16. Has the Business been valued by a financial auditor? 

If an external auditor has valued the business, take a look at the report and compare the figures with the financial statements. You may want to take a step back if there’s a significant difference between both reports. 

17. What is the Company’s Goodwill Valuation?

Goodwill value is the part of the selling price that is in excess of the net value of the business’ assets and assumed liabilities. This can include the brand name value and reputation, as well as customer base, quality of customer service, employee-friendly relations, etc. 

Legal Questions to Ask the Business Owner? 

Here are a few legal questions to ask when buying a small business.

18. Does the business have an attorney?

The brand’s lawyer can help review the clauses and contract and ensure a mutually beneficial agreement between the potential buyer and the owner. 

19. Does the business have any past or ongoing lawsuits? 

Lawsuit history is an important question to ask a business owner before buying a business.
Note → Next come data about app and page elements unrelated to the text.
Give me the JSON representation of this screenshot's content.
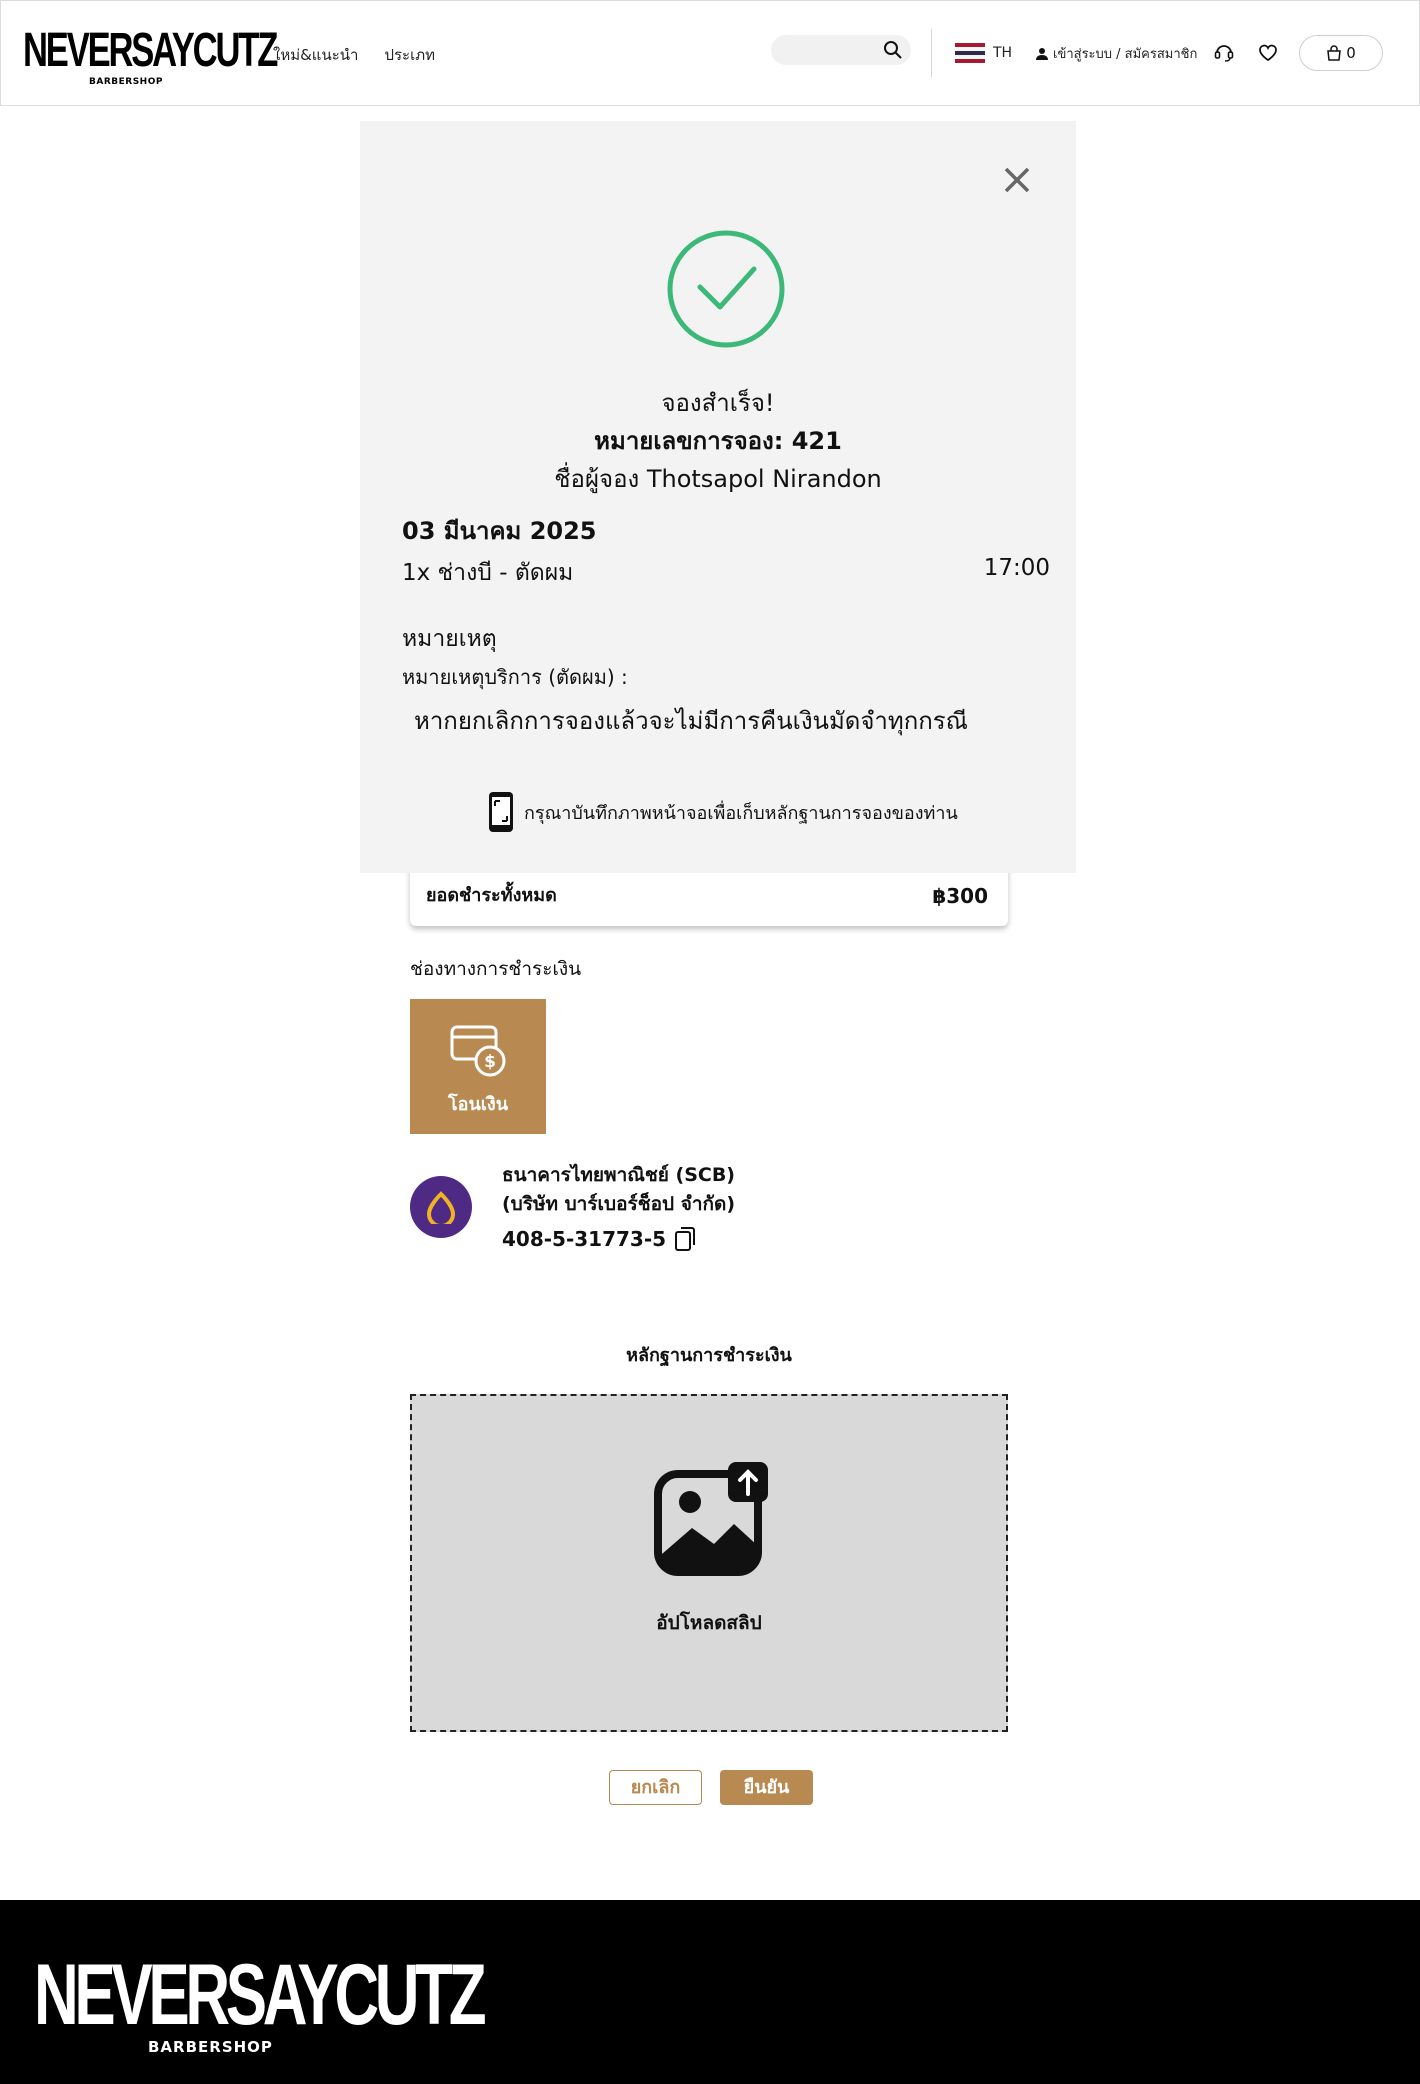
{
  "header": {
    "logo": "NEVERSAYCUTZ",
    "logo_sub": "BARBERSHOP",
    "nav": [
      "ใหม่&แนะนำ",
      "ประเภท"
    ],
    "search_placeholder": "",
    "lang": "TH",
    "login": "เข้าสู่ระบบ / สมัครสมาชิก",
    "cart_count": "0",
    "icons": [
      "search-icon",
      "user-icon",
      "support-icon",
      "heart-icon",
      "bag-icon"
    ]
  },
  "modal": {
    "title": "จองสำเร็จ!",
    "booking_number": "หมายเลขการจอง: 421",
    "booker": "ชื่อผู้จอง Thotsapol Nirandon",
    "date": "03 มีนาคม 2025",
    "service": "1x ช่างบี - ตัดผม",
    "time": "17:00",
    "note_heading": "หมายเหตุ",
    "note_label": "หมายเหตุบริการ (ตัดผม) :",
    "note_text": "หากยกเลิกการจองแล้วจะไม่มีการคืนเงินมัดจำทุกกรณี",
    "screenshot_hint": "กรุณาบันทึกภาพหน้าจอเพื่อเก็บหลักฐานการจองของท่าน"
  },
  "payment": {
    "total_label": "ยอดชำระทั้งหมด",
    "total_value": "฿300",
    "channel_heading": "ช่องทางการชำระเงิน",
    "transfer_label": "โอนเงิน",
    "bank_name": "ธนาคารไทยพาณิชย์ (SCB)",
    "account_name": "(บริษัท บาร์เบอร์ช็อป จำกัด)",
    "account_number": "408-5-31773-5",
    "proof_heading": "หลักฐานการชำระเงิน",
    "upload_label": "อัปโหลดสลิป",
    "cancel_label": "ยกเลิก",
    "confirm_label": "ยืนยัน"
  },
  "footer": {
    "logo": "NEVERSAYCUTZ",
    "logo_sub": "BARBERSHOP"
  },
  "colors": {
    "accent": "#b88a52",
    "success": "#3cb878",
    "scb": "#4e2a84",
    "modal_bg": "#f3f3f3"
  }
}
It’s a red flag because you don’t want to buy ‘trouble’ and inherit a bad brand name. Ask about details of past lawsuits and their outcome. If there is any ongoing lawsuit, review the case summary and figure out if it’s the reason why the owner is selling the business. 

20. Are there legally binding industry regulations affecting the business? 

Most businesses have some form of government regulations specific to their industry.  Asking the owner about this will potentially save you from getting into trouble with the law. 

21. What licenses and permits need renewal? 

Request copies of all important documents, including licenses and permits, relevant to the business. Call or visit the regulatory offices to double-check their validity and whether they can be transferred after the business is sold. 

22. Questions to Ask about The Business's day-to-day Operations? 

At a minimum, could you ask the following questions about marketing, sales, and social leverages? 

  • Do you know if I will retain key employees?
  • How often has the business increased prices? 
  • How consistent are sales? 
  • Has the business ever launched marketing campaigns?
  • What are the company’s user ratings?
  • Will existing contracts with suppliers be transferred to me?
  • Is the business competitive?
  • Will there be a trial and handover period?

Other things to ask when buying a business depend on its structure. If the business is one-man, you will need a sole trader registration. The biggest challenge with the registration process is that most sole traders list their home address as their office address. For privacy reasons, we recommend getting a virtual business address for sole trader.

How The Hoxton Mix Can Help

Wondering how to refresh an already existing business? Branding is the simple yet most effective solution you can leverage to compete in the market. 

But, your target customers won’t take you seriously if your home is your business address and your mobile phone number is your business’ contact information. 

This is where we come in: The Hoxton Mix provides a London virtual office in a prime location. Without worrying about overhead costs, you can get an office address in the swanky part of town. And what’s more? With one click, you can review your mail history, manage your subscription, and hire a virtual receptionist. 

When buying a business, what questions to ask shouldn't be a problem for you anymore. However, if you still have some questions, or you are curious about how to get a company registration number or what the cheapest way to set up a limited company is – you can always turn to The Hoxton Mix for further information. 

Reviews don’t lie. We have a 4.9 average rating, and you can cancel anytime. Contact us today!

FAQ Block

How do I know what to ask before buying a business? 

What questions to ask before buying a business can vary from one business to another. Even then, it’s a bad investment if you’ve not satisfactorily answered the questions covered in this article. 

What is the most important question to ask a business owner when buying a business? 

The most important question to ask a business owner before buying a business is — ‘why are you selling this business?’. Whatever response you get, you need to take it with a pinch of salt until you dig deeper and confirm their books are healthy.